“After reviewing Judge Jackson’s record and testimony, I have concluded that she is a well-qualified jurist and a person of honor,” Romney, R-Utah, said. “While I do not expect to agree with every decision she may make on the Court, I believe that she more than meets the standard of excellence and integrity.”
Sen. Lisa Murkowski, R-Alaska, speaks during the Senate Energy and Natural Resources Committee business meeting on Thursday, March 4, 2021. (Photo by Caroline Brehman/CQ-Roll Call, Inc via Getty Images)
“My support rests on Judge Jackson’s qualifications, which no one questions; her demonstrated judicial independence; her demeanor and temperament; and the important perspective she would bring to the court as a replacement for Justice Breyer,” Murkwoski, R-Alaska, said.
“It also rests on my rejection of the corrosive politicization of the review process for Supreme Court nominees, which, on both sides of the aisle, is growing worse and more detached from reality by the year,” Murkowski added. “While I have not and will not agree with all of Judge Jackson’s decisions and opinions, her approach to cases is carefully considered and is generally well-reasoned.”
Sen. Mitt Romney, R-Utah, walks through the Senate Subway on his way to a security briefing for senators on Russia’s invasion of Ukraine, on Capitol Hill in Washington, U.S., March 30, 2022. (REUTERS/Elizabeth Frantz)
Murkowski’s support gives Jackson yet more breathing room for her confirmation after Sen. Susan Collins, R-Maine, said she would support Jackson last week. All Democrats are expected to vote for Jackson in a final confirmation vote.
The Senate Monday voted 53-47 to discharge Jackson’s nomination from the Judiciary Committee after the committee deadlocked 11-11 along party lines on Jackson’s nomination. Murkowski, Romney and Collins delivered three GOP affirmative votes in what will likely be touted by the White House as a major win.

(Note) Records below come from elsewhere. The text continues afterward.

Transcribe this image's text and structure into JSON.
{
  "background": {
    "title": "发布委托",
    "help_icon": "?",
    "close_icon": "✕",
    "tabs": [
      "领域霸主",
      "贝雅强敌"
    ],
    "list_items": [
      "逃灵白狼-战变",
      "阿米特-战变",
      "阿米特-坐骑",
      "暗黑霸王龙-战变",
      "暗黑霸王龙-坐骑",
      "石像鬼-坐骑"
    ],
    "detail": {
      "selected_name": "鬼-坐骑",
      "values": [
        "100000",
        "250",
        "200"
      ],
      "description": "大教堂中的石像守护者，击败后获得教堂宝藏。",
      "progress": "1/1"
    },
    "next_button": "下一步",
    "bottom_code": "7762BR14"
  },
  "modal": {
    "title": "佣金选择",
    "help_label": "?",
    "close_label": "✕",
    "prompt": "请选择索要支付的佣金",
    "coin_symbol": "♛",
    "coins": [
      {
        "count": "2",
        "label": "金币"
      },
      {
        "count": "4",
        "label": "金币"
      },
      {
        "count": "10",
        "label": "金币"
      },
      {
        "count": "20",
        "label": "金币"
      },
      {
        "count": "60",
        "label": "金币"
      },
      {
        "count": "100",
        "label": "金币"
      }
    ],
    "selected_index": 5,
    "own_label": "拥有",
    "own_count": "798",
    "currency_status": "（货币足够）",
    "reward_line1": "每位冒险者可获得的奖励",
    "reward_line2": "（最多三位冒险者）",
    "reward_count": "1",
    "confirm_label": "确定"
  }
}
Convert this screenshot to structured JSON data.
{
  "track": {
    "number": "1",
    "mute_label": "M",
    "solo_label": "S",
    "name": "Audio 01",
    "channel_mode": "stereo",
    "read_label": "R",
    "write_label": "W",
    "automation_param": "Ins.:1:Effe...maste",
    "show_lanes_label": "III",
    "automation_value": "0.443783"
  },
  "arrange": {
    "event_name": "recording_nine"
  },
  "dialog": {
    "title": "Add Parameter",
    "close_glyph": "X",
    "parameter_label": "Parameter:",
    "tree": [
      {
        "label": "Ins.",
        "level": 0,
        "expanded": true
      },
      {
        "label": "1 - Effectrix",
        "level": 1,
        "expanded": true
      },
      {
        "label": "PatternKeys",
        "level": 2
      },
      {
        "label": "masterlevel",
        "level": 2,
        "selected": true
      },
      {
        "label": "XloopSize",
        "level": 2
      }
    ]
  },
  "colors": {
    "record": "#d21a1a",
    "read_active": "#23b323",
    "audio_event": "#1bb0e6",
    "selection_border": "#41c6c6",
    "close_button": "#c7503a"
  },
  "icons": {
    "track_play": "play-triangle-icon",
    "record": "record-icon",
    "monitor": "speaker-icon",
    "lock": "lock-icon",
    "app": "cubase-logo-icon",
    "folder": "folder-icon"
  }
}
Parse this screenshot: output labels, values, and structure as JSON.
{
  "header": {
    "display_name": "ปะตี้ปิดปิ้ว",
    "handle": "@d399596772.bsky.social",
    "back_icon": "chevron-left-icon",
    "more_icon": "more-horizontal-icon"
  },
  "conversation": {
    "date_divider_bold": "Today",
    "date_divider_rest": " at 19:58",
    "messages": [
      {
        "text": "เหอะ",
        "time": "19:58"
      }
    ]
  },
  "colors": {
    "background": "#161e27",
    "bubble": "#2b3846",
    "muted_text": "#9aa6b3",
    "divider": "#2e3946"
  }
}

Sen. Richard Blumenthal, D-Conn., a member of the Judiciary Committee, lauded the moderate GOP senators for bucking their party on the Jackson vote.
Supreme Court nominee Ketanji Brown Jackson testifies during her Senate Judiciary Committee confirmation hearing on Capitol Hill in Washington, Wednesday, March 23, 2022. (AP Photo/Alex Brandon)
“I think it’s a real tribute to their judgement. I think it’s sad that we have this evenly divided vote. Maybe it’s an accident of history but I’m extremely gratified that more Republicans are showing that they’re willing to consider this nomination on the merits,” Blumenthal said.
“I think I would say also that by and large Republicans conducted themselves with great dignity and respect,” Blumenthal added.
There were some clearly disrespectful moments but maybe we’re making progress toward bipartisanship which would be a very good thing.”
Senate Republican Conference Chairman John Barrasso, R-Wyo., meanwhile avoided any direct criticism of members who backed President Biden’s nominee.
“Every senator has to make their own decision, and I’ve made mine and I’m going to be voting in opposition to a confirmation,” he said. “Every senator makes that decision for themselves.”
Jackson now has a relatively clear path to confirmation. Senate Majority Leader Chuck Schumer, D-N.Y., is expected to file cloture on Jackson’s nomination Tuesday. That will set up a procedural vote either Thursday or Friday, which will likely be followed shortly thereafter by a final confirmation vote.
Retiring Justice Steven Breyer said he will step down at the end of the Supreme Court’s current term, which will be in late June or early July. If she is confirmed – which appears highly likely – Jackson will be sworn in as an associate justice on the Supreme Court at that time.